NRI accounts are maintained by banks which hold authorised dealers' licences from the Reserve Bank of India. Some cooperative and commercial banks have also been specifically permitted to maintain NRI accounts in rupees even though they are not authorised dealers. The financial budget for 2007-08 extends NRI accounts to regional rural banks (RRBs) as well. This would boost remittances from NRIs particularly in Bihar, Kerala, Uttar Pradesh and Gujarat where a large number of persons from rural areas from these states are employed overseas.
Banking Laws for NRIs allow for accounts with authorised dealers to be maintained in Indian rupees and in foreign currency.
The Foreign Exchange Management Act, 1999 determines the laws regulating foreign exchange and enlists the various deposit schemes available to Non-Resident Indians
The types of deposit schemes made available to NRIs are:
a) FCNR (B) - Foreign Currency (Non-Resident) Account (Banks) Scheme for all NRIs
b) NRE Account - Non- Resident (External) Rupee Account for all NRIs
c) NRO Account - Non-Resident Ordinary Rupee Account Scheme.
All NRIs can open such accounts, with the exception of individuals residing in Pakistan and Bangladesh, who require special permission from the RBI. Joint accounts of two or more non-residents and nomination facility are permitted.
While the FCNR(B) is a term deposit only, the NRE and NRO accounts can be operated as either savings, current, recurring or fixed deposit accounts.

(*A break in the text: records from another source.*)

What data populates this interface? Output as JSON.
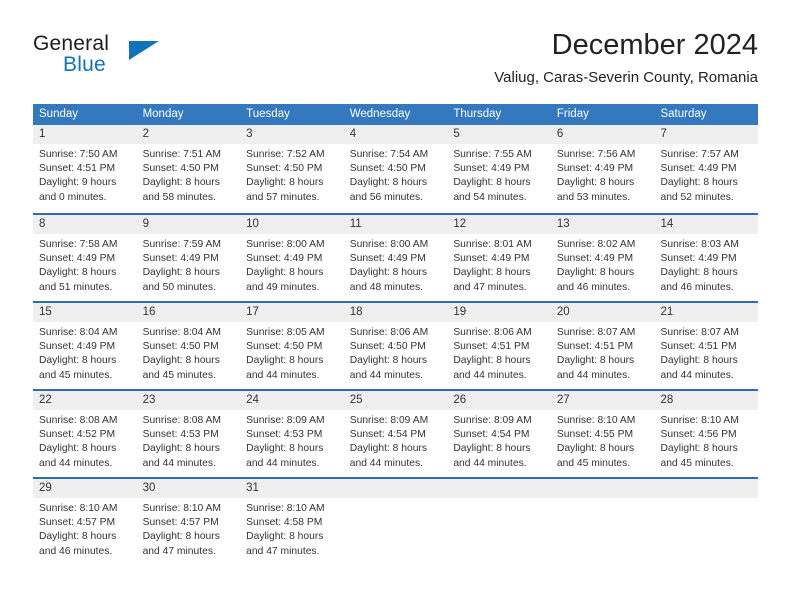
{
  "brand": {
    "name_top": "General",
    "name_bottom": "Blue",
    "accent_color": "#1272ba"
  },
  "header": {
    "title": "December 2024",
    "subtitle": "Valiug, Caras-Severin County, Romania"
  },
  "theme": {
    "header_row_bg": "#3479bd",
    "week_border": "#2a6cb0",
    "day_number_bg": "#efefef",
    "text_color": "#333333"
  },
  "weekdays": [
    "Sunday",
    "Monday",
    "Tuesday",
    "Wednesday",
    "Thursday",
    "Friday",
    "Saturday"
  ],
  "weeks": [
    [
      {
        "day": "1",
        "sunrise": "Sunrise: 7:50 AM",
        "sunset": "Sunset: 4:51 PM",
        "daylight_line1": "Daylight: 9 hours",
        "daylight_line2": "and 0 minutes."
      },
      {
        "day": "2",
        "sunrise": "Sunrise: 7:51 AM",
        "sunset": "Sunset: 4:50 PM",
        "daylight_line1": "Daylight: 8 hours",
        "daylight_line2": "and 58 minutes."
      },
      {
        "day": "3",
        "sunrise": "Sunrise: 7:52 AM",
        "sunset": "Sunset: 4:50 PM",
        "daylight_line1": "Daylight: 8 hours",
        "daylight_line2": "and 57 minutes."
      },
      {
        "day": "4",
        "sunrise": "Sunrise: 7:54 AM",
        "sunset": "Sunset: 4:50 PM",
        "daylight_line1": "Daylight: 8 hours",
        "daylight_line2": "and 56 minutes."
      },
      {
        "day": "5",
        "sunrise": "Sunrise: 7:55 AM",
        "sunset": "Sunset: 4:49 PM",
        "daylight_line1": "Daylight: 8 hours",
        "daylight_line2": "and 54 minutes."
      },
      {
        "day": "6",
        "sunrise": "Sunrise: 7:56 AM",
        "sunset": "Sunset: 4:49 PM",
        "daylight_line1": "Daylight: 8 hours",
        "daylight_line2": "and 53 minutes."
      },
      {
        "day": "7",
        "sunrise": "Sunrise: 7:57 AM",
        "sunset": "Sunset: 4:49 PM",
        "daylight_line1": "Daylight: 8 hours",
        "daylight_line2": "and 52 minutes."
      }
    ],
    [
      {
        "day": "8",
        "sunrise": "Sunrise: 7:58 AM",
        "sunset": "Sunset: 4:49 PM",
        "daylight_line1": "Daylight: 8 hours",
        "daylight_line2": "and 51 minutes."
      },
      {
        "day": "9",
        "sunrise": "Sunrise: 7:59 AM",
        "sunset": "Sunset: 4:49 PM",
        "daylight_line1": "Daylight: 8 hours",
        "daylight_line2": "and 50 minutes."
      },
      {
        "day": "10",
        "sunrise": "Sunrise: 8:00 AM",
        "sunset": "Sunset: 4:49 PM",
        "daylight_line1": "Daylight: 8 hours",
        "daylight_line2": "and 49 minutes."
      },
      {
        "day": "11",
        "sunrise": "Sunrise: 8:00 AM",
        "sunset": "Sunset: 4:49 PM",
        "daylight_line1": "Daylight: 8 hours",
        "daylight_line2": "and 48 minutes."
      },
      {
        "day": "12",
        "sunrise": "Sunrise: 8:01 AM",
        "sunset": "Sunset: 4:49 PM",
        "daylight_line1": "Daylight: 8 hours",
        "daylight_line2": "and 47 minutes."
      },
      {
        "day": "13",
        "sunrise": "Sunrise: 8:02 AM",
        "sunset": "Sunset: 4:49 PM",
        "daylight_line1": "Daylight: 8 hours",
        "daylight_line2": "and 46 minutes."
      },
      {
        "day": "14",
        "sunrise": "Sunrise: 8:03 AM",
        "sunset": "Sunset: 4:49 PM",
        "daylight_line1": "Daylight: 8 hours",
        "daylight_line2": "and 46 minutes."
      }
    ],
    [
      {
        "day": "15",
        "sunrise": "Sunrise: 8:04 AM",
        "sunset": "Sunset: 4:49 PM",
        "daylight_line1": "Daylight: 8 hours",
        "daylight_line2": "and 45 minutes."
      },
      {
        "day": "16",
        "sunrise": "Sunrise: 8:04 AM",
        "sunset": "Sunset: 4:50 PM",
        "daylight_line1": "Daylight: 8 hours",
        "daylight_line2": "and 45 minutes."
      },
      {
        "day": "17",
        "sunrise": "Sunrise: 8:05 AM",
        "sunset": "Sunset: 4:50 PM",
        "daylight_line1": "Daylight: 8 hours",
        "daylight_line2": "and 44 minutes."
      },
      {
        "day": "18",
        "sunrise": "Sunrise: 8:06 AM",
        "sunset": "Sunset: 4:50 PM",
        "daylight_line1": "Daylight: 8 hours",
        "daylight_line2": "and 44 minutes."
      },
      {
        "day": "19",
        "sunrise": "Sunrise: 8:06 AM",
        "sunset": "Sunset: 4:51 PM",
        "daylight_line1": "Daylight: 8 hours",
        "daylight_line2": "and 44 minutes."
      },
      {
        "day": "20",
        "sunrise": "Sunrise: 8:07 AM",
        "sunset": "Sunset: 4:51 PM",
        "daylight_line1": "Daylight: 8 hours",
        "daylight_line2": "and 44 minutes."
      },
      {
        "day": "21",
        "sunrise": "Sunrise: 8:07 AM",
        "sunset": "Sunset: 4:51 PM",
        "daylight_line1": "Daylight: 8 hours",
        "daylight_line2": "and 44 minutes."
      }
    ],
    [
      {
        "day": "22",
        "sunrise": "Sunrise: 8:08 AM",
        "sunset": "Sunset: 4:52 PM",
        "daylight_line1": "Daylight: 8 hours",
        "daylight_line2": "and 44 minutes."
      },
      {
        "day": "23",
        "sunrise": "Sunrise: 8:08 AM",
        "sunset": "Sunset: 4:53 PM",
        "daylight_line1": "Daylight: 8 hours",
        "daylight_line2": "and 44 minutes."
      },
      {
        "day": "24",
        "sunrise": "Sunrise: 8:09 AM",
        "sunset": "Sunset: 4:53 PM",
        "daylight_line1": "Daylight: 8 hours",
        "daylight_line2": "and 44 minutes."
      },
      {
        "day": "25",
        "sunrise": "Sunrise: 8:09 AM",
        "sunset": "Sunset: 4:54 PM",
        "daylight_line1": "Daylight: 8 hours",
        "daylight_line2": "and 44 minutes."
      },
      {
        "day": "26",
        "sunrise": "Sunrise: 8:09 AM",
        "sunset": "Sunset: 4:54 PM",
        "daylight_line1": "Daylight: 8 hours",
        "daylight_line2": "and 44 minutes."
      },
      {
        "day": "27",
        "sunrise": "Sunrise: 8:10 AM",
        "sunset": "Sunset: 4:55 PM",
        "daylight_line1": "Daylight: 8 hours",
        "daylight_line2": "and 45 minutes."
      },
      {
        "day": "28",
        "sunrise": "Sunrise: 8:10 AM",
        "sunset": "Sunset: 4:56 PM",
        "daylight_line1": "Daylight: 8 hours",
        "daylight_line2": "and 45 minutes."
      }
    ],
    [
      {
        "day": "29",
        "sunrise": "Sunrise: 8:10 AM",
        "sunset": "Sunset: 4:57 PM",
        "daylight_line1": "Daylight: 8 hours",
        "daylight_line2": "and 46 minutes."
      },
      {
        "day": "30",
        "sunrise": "Sunrise: 8:10 AM",
        "sunset": "Sunset: 4:57 PM",
        "daylight_line1": "Daylight: 8 hours",
        "daylight_line2": "and 47 minutes."
      },
      {
        "day": "31",
        "sunrise": "Sunrise: 8:10 AM",
        "sunset": "Sunset: 4:58 PM",
        "daylight_line1": "Daylight: 8 hours",
        "daylight_line2": "and 47 minutes."
      },
      {
        "day": "",
        "sunrise": "",
        "sunset": "",
        "daylight_line1": "",
        "daylight_line2": ""
      },
      {
        "day": "",
        "sunrise": "",
        "sunset": "",
        "daylight_line1": "",
        "daylight_line2": ""
      },
      {
        "day": "",
        "sunrise": "",
        "sunset": "",
        "daylight_line1": "",
        "daylight_line2": ""
      },
      {
        "day": "",
        "sunrise": "",
        "sunset": "",
        "daylight_line1": "",
        "daylight_line2": ""
      }
    ]
  ]
}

As for interest rates, FCNR(B) and NRE are subject to a cap, and should not exceed the LIBOR/SWAP rates. In the case of NRO accounts, rates are determined by the banks. The interest rates, currently at 3.5% apply to a period of 1 to 3 years.
The total NRE/ FCNR deposits during 2006-2007, as per RBI statistics, are USD 37,751 million and are expected to grow with regional rural banks also mopping up funds. Banks are expected to offer lucrative interest rates to bolster NRI funds.